Start of Block

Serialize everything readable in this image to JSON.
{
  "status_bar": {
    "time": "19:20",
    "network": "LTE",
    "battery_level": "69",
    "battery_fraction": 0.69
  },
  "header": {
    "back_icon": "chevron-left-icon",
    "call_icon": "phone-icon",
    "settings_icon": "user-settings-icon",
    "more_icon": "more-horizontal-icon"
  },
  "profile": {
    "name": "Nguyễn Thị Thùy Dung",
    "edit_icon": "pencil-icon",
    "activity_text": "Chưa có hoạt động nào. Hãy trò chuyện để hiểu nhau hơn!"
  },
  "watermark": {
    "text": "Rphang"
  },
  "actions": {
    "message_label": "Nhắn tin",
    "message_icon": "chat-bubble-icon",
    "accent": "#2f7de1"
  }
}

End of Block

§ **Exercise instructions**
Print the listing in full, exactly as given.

§ **Answer for the task**
Serialize everything readable in this image to JSON.
{
  "status_bar": {
    "time": "19:20",
    "network": "LTE",
    "battery_level": "69",
    "battery_fraction": 0.69
  },
  "header": {
    "back_icon": "chevron-left-icon",
    "call_icon": "phone-icon",
    "settings_icon": "user-settings-icon",
    "more_icon": "more-horizontal-icon"
  },
  "profile": {
    "name": "Nguyễn Thị Thùy Dung",
    "edit_icon": "pencil-icon",
    "activity_text": "Chưa có hoạt động nào. Hãy trò chuyện để hiểu nhau hơn!"
  },
  "watermark": {
    "text": "Rphang"
  },
  "actions": {
    "message_label": "Nhắn tin",
    "message_icon": "chat-bubble-icon",
    "accent": "#2f7de1"
  }
}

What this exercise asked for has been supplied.